** Opening Data supplied block **

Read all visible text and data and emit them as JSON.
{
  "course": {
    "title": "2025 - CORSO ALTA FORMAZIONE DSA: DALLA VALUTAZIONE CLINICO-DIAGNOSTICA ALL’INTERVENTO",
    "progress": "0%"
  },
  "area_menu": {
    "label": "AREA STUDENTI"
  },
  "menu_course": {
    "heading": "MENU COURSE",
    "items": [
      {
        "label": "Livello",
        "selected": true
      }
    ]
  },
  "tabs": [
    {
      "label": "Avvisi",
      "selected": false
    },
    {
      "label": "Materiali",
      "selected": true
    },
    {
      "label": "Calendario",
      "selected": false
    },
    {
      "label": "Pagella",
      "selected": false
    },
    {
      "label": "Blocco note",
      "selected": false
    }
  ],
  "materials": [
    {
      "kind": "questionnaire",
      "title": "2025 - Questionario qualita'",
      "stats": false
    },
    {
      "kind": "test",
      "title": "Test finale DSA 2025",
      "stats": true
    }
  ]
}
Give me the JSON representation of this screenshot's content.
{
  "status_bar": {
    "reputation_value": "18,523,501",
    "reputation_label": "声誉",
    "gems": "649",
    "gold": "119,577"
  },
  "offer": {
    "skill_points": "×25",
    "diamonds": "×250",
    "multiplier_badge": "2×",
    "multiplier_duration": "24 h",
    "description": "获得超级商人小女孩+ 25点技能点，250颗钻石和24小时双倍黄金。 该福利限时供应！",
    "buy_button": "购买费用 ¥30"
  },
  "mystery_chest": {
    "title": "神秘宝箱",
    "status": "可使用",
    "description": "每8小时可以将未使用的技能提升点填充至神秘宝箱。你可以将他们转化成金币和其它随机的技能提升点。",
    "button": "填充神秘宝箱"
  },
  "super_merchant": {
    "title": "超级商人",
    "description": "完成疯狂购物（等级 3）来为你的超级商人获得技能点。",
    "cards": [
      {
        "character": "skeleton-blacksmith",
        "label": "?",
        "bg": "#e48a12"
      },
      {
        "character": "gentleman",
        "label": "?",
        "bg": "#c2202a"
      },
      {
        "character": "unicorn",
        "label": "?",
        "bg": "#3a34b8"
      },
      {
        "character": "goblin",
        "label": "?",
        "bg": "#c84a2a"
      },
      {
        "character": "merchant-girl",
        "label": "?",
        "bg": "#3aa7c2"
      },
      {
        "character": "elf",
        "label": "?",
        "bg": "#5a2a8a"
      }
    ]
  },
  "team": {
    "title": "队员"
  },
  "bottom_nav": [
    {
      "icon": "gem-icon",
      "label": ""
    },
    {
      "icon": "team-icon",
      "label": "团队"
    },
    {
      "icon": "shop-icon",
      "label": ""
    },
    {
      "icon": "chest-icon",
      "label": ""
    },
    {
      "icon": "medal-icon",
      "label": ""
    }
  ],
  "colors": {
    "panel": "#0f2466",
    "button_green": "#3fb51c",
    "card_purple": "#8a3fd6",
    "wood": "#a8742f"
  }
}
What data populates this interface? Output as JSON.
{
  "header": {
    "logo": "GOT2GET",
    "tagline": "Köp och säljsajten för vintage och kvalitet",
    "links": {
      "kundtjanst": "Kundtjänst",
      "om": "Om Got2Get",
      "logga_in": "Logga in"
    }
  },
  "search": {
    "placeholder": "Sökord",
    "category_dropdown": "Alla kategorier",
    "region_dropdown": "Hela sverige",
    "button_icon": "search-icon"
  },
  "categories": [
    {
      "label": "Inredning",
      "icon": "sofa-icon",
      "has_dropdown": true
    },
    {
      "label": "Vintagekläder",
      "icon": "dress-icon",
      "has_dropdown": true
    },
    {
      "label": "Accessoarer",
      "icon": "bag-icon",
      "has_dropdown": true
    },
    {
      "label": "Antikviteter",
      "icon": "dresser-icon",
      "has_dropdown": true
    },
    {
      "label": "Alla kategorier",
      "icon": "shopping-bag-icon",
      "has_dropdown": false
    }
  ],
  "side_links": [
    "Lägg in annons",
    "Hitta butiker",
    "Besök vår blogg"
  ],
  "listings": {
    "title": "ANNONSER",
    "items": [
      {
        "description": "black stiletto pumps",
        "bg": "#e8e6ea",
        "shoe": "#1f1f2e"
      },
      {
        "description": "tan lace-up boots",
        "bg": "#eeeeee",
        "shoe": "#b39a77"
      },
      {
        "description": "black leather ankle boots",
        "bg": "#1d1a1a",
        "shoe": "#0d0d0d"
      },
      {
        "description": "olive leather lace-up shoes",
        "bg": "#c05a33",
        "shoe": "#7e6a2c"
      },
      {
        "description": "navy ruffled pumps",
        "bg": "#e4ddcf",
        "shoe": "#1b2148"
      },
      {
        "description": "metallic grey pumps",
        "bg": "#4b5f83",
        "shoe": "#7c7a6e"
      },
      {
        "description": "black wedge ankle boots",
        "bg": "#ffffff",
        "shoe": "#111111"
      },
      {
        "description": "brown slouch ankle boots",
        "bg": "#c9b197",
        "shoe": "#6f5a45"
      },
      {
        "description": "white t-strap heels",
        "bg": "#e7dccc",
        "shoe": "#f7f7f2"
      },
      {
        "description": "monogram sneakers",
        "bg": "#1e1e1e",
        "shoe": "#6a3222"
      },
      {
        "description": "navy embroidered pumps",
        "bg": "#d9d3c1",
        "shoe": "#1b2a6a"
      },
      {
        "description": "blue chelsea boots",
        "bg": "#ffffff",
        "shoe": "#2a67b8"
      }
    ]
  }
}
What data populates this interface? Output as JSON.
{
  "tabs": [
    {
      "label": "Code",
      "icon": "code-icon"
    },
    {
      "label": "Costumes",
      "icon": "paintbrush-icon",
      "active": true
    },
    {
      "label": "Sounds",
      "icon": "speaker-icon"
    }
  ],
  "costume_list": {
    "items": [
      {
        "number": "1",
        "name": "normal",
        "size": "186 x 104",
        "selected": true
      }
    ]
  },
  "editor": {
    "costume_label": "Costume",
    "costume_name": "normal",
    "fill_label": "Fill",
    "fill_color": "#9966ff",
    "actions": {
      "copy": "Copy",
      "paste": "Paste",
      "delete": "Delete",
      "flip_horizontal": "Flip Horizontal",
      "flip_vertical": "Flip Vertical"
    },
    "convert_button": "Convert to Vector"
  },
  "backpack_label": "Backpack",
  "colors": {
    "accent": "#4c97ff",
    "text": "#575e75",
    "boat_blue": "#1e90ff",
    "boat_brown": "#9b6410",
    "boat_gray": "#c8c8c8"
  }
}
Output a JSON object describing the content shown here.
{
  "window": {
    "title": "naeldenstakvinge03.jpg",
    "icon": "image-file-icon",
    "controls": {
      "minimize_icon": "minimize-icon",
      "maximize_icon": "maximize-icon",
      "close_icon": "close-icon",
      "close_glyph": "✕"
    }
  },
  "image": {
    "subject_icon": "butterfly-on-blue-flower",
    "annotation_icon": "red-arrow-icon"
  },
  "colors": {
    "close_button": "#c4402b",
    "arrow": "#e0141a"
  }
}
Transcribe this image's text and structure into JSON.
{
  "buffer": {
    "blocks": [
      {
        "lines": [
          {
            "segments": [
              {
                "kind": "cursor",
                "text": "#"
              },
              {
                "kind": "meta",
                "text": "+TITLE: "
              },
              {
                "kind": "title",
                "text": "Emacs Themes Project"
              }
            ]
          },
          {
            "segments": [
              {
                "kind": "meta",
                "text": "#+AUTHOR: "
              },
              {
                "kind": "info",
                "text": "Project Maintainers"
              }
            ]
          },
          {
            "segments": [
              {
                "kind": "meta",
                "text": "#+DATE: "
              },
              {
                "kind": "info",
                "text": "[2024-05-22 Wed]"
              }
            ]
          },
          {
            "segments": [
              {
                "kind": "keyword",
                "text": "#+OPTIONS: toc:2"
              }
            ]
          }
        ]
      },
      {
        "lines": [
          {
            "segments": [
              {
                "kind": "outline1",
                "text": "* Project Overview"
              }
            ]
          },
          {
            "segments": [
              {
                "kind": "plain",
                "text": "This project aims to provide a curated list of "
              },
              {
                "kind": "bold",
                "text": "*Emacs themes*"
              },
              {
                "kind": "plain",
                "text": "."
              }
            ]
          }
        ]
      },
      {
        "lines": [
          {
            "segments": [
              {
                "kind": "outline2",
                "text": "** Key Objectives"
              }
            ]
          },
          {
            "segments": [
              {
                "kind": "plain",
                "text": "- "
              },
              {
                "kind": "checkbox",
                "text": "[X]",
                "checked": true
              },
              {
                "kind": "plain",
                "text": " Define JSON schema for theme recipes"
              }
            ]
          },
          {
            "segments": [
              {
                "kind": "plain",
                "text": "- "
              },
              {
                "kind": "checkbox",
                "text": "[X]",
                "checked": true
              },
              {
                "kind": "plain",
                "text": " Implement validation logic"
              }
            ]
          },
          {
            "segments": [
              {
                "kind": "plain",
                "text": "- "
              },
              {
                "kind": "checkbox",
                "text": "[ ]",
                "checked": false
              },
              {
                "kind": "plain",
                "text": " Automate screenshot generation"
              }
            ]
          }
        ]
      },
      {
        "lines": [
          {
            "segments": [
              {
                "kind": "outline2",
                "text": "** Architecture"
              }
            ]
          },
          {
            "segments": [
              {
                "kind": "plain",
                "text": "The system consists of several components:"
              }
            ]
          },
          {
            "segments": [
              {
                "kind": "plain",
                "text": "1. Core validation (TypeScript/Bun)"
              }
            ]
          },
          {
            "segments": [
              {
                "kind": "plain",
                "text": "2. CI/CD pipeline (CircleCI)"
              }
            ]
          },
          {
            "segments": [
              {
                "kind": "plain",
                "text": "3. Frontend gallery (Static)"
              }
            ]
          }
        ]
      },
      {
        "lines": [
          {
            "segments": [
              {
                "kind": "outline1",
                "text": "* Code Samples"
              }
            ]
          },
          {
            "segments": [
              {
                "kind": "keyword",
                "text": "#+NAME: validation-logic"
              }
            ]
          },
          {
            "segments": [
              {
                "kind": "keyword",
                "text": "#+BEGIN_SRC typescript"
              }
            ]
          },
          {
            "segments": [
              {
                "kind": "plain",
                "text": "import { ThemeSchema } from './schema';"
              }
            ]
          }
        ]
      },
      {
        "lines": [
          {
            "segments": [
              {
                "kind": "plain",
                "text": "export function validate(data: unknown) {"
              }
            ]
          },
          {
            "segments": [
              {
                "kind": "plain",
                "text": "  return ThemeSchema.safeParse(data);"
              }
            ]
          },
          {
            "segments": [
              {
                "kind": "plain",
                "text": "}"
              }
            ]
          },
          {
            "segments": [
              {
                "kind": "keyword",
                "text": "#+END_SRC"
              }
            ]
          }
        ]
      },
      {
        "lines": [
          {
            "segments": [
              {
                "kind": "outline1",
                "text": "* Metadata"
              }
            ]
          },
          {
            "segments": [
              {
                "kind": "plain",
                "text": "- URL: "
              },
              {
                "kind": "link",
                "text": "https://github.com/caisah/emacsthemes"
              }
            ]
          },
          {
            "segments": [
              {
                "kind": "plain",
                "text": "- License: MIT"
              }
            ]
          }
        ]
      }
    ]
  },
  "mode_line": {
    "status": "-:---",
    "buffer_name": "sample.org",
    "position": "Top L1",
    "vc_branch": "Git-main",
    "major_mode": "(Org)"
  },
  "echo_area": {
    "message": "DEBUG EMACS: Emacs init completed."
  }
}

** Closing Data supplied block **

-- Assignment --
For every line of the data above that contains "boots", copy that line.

-- Exercise response --
        "description": "tan lace-up boots",
        "description": "black leather ankle boots",
        "description": "black wedge ankle boots",
        "description": "brown slouch ankle boots",
        "description": "blue chelsea boots",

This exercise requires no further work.